The Supreme Court sided with anti-abortion crisis pregnancy centers on Tuesday morning, in a decision written by Justice Clarence Thomas. The case pitted free speech and reproductive rights against one another in the state of California.

National Institute of Family and Life Advocates v. Xavier Becerra challenged a 2015 law that required crisis pregnancy centers to disclose all available medical options and services to pregnant women. The centers, which are nonprofit organizations often affiliated with Christian groups, immediately responded that the law violated their religious freedom and their First Amendment right to free speech.

Thomas, writing for a conservative 5-4 majority, found that requirements for licensed crisis pregnancy centers "likely" violate free speech claims, and that the requirement for unlicensed centers "unduly burdens protected speech."

The court also noted that the law in question was too narrowly limited in scope and only attempted to impose this speech on crisis pregnancy centers opposed to abortion rather than any health center that offers services like birth control or family planning.

The court will send the case back down to the Ninth Circuit of Appeals for further proceedings.

The Court heard arguments from the parties in March. James Bopp Jr., the general counsel to the National Right to Life Committee and longtime conservative lawyer, told Newsweek that the decision should be an obvious one.

"We should win," he said, ahead of the ruling. Bopp argued private organizations that believe women should not have abortions should not be forced to communicate a message that goes against their fundamental beliefs.

Pro-life and pro-choice activists gather at the Supreme Court for the National March for Life rally, in Washington, D.C., on January 27, 2017. The Supreme Court sided with anti-abortion crisis pregnancy centers on Tuesday morning. Aaron P. Bernstein/Reuters

Any decision other than in favor of the centers, he said, would have the Supreme Court participating in "government coercion."

Those who support California's law argue that these crisis pregnancy centers, of which there are hundreds throughout the state, mislead pregnant women and stifle information about their options in order to promote a religious agenda.

But Bopp said the responsibility of keeping pregnant women medically informed about abortion should fall directly on the shoulders of pro-choice supporters who should "get out of their basement and go advocate their point of view."

Yet Dr. Willie Parker told Newsweek that a ruling for the National Institute of Family and Life Advocates would set a precedent for medical professionals that goes far beyond just abortion services.

Parker, a licensed OB/GYN specializing in abortion and a devout Christian, argued that if these pregnancy centers and their physicians are exempt from providing accurate information to their patients, there would be nothing to stop other doctors from doing the same.
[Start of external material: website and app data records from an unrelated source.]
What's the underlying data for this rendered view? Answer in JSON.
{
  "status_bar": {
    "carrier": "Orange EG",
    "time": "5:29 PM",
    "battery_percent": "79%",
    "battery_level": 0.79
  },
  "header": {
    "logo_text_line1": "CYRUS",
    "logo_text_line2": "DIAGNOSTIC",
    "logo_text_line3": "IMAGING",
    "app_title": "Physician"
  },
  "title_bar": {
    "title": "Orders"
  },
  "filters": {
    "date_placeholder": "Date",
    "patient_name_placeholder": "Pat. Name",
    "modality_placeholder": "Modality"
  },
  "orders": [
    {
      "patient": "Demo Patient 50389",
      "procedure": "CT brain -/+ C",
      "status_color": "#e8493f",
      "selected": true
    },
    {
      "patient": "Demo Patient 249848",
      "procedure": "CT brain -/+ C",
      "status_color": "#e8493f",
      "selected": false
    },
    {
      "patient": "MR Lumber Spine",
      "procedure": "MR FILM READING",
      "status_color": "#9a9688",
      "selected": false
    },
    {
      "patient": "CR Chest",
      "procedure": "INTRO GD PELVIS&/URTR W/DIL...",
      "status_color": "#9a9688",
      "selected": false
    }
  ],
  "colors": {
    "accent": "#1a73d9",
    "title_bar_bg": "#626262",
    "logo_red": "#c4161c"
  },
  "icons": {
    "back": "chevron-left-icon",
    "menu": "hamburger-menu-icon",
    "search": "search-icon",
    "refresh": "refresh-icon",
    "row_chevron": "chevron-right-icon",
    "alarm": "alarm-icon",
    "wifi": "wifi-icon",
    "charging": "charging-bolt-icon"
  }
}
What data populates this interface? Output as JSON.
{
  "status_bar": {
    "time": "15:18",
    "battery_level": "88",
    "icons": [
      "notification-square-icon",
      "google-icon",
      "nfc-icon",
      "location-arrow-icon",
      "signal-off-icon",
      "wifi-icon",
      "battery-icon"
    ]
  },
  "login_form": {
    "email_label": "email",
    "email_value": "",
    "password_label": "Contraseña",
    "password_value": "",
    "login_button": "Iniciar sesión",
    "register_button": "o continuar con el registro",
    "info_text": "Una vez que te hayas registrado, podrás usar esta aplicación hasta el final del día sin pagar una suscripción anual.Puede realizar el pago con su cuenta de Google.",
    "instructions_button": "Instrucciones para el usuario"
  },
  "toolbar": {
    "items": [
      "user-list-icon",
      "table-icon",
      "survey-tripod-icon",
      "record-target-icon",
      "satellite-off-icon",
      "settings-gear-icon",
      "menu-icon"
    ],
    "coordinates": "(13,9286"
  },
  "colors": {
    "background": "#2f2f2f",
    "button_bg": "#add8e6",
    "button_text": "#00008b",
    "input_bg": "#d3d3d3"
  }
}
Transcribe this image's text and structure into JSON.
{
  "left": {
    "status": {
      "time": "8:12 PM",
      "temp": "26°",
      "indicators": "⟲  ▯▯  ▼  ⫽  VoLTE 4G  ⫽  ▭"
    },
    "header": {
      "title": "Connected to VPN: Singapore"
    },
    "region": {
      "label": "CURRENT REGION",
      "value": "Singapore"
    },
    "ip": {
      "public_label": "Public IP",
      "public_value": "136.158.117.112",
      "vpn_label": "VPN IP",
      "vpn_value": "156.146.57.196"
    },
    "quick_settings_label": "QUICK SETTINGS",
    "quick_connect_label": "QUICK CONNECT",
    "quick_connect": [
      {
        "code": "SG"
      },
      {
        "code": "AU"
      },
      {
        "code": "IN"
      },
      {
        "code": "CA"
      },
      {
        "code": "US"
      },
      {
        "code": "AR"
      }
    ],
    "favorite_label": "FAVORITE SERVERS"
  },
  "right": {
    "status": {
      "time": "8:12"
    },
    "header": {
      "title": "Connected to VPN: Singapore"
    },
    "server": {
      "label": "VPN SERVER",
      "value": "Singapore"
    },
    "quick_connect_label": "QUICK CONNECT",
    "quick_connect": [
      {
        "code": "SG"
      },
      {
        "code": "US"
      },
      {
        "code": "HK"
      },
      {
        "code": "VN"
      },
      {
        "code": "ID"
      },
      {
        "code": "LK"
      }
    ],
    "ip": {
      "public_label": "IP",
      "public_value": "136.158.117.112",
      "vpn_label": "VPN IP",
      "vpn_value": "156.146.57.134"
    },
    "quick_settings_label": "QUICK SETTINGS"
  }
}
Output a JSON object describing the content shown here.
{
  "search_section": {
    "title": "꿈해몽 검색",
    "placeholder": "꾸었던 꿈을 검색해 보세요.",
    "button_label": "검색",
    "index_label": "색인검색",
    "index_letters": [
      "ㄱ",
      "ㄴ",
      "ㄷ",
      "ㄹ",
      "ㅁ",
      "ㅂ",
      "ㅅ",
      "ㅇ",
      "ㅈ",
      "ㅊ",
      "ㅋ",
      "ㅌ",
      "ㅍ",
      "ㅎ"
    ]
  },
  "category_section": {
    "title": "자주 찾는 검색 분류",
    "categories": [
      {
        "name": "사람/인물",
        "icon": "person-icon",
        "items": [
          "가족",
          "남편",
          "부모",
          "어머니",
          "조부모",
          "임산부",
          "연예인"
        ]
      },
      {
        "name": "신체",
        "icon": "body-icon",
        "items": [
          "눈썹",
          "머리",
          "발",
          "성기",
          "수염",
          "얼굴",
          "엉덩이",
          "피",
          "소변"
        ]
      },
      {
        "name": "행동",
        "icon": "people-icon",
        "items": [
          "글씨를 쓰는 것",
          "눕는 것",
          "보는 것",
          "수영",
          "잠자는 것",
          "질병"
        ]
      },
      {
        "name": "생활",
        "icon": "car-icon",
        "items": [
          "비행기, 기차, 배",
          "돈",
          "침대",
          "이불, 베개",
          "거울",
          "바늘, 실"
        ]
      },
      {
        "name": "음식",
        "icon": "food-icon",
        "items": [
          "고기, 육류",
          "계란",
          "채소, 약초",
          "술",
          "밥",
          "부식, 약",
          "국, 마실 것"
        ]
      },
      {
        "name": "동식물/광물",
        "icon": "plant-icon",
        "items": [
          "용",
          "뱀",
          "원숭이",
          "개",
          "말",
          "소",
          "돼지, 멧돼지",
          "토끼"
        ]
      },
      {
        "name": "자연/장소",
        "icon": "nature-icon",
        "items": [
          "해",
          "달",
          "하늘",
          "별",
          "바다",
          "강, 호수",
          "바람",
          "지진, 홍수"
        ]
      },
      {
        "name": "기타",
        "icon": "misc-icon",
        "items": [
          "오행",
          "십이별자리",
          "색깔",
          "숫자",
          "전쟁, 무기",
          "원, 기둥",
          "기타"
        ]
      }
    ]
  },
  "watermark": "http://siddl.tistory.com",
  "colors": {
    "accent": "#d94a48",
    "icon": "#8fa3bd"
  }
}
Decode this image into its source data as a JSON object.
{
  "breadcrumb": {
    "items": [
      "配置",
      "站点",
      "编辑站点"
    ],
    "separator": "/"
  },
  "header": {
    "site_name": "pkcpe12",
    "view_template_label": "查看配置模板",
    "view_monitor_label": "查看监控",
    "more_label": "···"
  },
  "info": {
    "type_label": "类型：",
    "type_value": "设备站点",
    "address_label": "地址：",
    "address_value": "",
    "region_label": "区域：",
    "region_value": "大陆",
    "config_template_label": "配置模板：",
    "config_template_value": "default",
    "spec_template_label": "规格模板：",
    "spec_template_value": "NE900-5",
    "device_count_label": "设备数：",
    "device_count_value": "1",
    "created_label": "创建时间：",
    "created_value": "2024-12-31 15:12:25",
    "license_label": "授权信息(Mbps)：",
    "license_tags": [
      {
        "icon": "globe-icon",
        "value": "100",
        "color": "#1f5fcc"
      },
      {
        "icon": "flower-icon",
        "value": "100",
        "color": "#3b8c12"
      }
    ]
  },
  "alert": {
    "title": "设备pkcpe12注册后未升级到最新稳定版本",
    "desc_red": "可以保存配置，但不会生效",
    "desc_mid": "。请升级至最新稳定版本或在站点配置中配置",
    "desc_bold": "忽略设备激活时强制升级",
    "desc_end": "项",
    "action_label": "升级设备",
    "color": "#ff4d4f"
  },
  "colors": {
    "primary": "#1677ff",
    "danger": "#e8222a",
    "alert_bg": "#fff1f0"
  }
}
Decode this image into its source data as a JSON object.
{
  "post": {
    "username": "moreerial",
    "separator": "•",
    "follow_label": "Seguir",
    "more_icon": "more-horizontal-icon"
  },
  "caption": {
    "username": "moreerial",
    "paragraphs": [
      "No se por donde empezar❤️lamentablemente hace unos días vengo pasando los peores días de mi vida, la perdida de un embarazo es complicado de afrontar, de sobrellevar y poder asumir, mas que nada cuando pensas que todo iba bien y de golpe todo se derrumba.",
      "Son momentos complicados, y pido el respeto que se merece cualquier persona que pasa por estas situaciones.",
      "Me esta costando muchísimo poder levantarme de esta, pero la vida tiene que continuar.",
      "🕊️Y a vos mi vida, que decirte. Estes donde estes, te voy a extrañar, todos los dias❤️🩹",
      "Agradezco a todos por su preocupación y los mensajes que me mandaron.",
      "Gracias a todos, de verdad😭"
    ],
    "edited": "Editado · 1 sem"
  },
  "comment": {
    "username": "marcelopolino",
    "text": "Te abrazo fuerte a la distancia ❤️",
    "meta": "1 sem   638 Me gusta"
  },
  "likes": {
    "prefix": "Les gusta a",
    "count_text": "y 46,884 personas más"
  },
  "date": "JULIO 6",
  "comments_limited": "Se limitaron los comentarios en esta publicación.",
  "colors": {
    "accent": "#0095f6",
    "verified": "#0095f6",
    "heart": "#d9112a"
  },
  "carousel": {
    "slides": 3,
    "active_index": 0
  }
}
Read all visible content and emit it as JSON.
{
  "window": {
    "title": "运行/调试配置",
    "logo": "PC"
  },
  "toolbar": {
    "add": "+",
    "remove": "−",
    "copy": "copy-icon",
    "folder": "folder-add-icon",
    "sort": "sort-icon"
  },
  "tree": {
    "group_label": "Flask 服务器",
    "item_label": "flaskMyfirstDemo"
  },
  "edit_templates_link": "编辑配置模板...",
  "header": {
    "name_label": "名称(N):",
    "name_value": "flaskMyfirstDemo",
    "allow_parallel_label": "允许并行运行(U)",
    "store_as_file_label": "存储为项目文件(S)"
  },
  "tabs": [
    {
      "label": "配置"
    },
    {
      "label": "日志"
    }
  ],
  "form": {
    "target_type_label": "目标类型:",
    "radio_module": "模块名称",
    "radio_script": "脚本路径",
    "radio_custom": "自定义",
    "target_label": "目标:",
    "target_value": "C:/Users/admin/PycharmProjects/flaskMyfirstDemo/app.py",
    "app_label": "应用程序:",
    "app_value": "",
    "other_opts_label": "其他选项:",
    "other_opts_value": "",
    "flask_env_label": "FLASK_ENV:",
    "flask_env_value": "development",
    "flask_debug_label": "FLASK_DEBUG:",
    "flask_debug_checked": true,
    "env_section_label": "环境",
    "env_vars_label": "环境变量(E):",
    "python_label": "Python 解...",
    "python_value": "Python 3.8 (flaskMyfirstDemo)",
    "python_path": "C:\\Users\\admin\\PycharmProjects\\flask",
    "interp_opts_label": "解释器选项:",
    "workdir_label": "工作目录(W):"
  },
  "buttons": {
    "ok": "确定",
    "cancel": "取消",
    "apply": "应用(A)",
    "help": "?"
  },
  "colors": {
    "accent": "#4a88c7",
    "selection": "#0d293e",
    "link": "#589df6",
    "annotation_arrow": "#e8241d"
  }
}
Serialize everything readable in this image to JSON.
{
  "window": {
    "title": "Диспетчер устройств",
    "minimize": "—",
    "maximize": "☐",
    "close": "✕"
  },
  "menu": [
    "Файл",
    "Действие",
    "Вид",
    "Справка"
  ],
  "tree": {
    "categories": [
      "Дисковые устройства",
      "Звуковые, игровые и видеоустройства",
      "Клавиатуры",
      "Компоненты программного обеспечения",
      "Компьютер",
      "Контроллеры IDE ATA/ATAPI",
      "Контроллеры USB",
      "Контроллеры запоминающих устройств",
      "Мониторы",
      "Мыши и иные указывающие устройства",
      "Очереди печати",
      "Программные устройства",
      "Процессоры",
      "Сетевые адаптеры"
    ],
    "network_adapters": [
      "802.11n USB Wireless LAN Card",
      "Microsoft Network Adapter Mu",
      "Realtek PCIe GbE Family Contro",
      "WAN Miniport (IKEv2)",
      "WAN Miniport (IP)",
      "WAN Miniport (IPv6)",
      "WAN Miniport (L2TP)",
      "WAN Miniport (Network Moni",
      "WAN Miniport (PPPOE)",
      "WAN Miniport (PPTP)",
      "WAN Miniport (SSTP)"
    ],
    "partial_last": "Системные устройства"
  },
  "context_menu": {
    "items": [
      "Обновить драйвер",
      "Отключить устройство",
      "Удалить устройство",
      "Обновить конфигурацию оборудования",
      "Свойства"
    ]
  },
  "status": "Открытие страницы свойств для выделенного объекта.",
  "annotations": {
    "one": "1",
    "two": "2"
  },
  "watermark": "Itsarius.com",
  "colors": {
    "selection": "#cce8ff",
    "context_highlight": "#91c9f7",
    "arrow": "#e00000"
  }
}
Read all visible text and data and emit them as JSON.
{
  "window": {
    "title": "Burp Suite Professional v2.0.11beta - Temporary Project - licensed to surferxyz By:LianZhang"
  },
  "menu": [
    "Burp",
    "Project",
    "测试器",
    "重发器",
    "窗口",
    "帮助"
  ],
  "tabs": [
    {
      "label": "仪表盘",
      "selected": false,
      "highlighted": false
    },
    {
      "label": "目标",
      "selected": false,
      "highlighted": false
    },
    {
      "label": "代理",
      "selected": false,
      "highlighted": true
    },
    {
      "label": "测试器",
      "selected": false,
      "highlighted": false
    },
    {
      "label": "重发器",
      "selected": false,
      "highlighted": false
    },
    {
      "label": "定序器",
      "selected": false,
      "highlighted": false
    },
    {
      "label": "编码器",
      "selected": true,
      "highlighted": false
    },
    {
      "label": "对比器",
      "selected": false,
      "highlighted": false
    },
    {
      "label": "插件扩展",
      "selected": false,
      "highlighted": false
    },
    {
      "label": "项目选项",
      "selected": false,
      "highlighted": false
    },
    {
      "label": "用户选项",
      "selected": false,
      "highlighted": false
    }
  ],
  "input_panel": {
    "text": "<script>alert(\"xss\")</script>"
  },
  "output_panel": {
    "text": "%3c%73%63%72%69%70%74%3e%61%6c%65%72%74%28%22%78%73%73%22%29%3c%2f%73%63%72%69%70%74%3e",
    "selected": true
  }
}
"If that's the case, that means I have more protected rights when buying a car than a woman has when choosing what to do about an unwanted pregnancy," Parker said, pointing to the federal law that requires car dealers to provide accurate information about the mechanical condition of a vehicle.

Parker is the vice chairman of the Religious Coalition for Reproductive Rights, one of the religious organizations that supported California's law since it was first introduced as a bill in the state assembly. Parker is also the physician plaintiff in a federal lawsuit aiming to prevent the closure of Mississippi's only abortion clinic. The case is currently in request for hearing by the Supreme Court.

"It is consistent with my ethical duty as a physician and my moral and spiritual frame as a Christian to support women's reproductive rights," he said. "Women are moral agents, and they are entitled to make decision regarding their own health."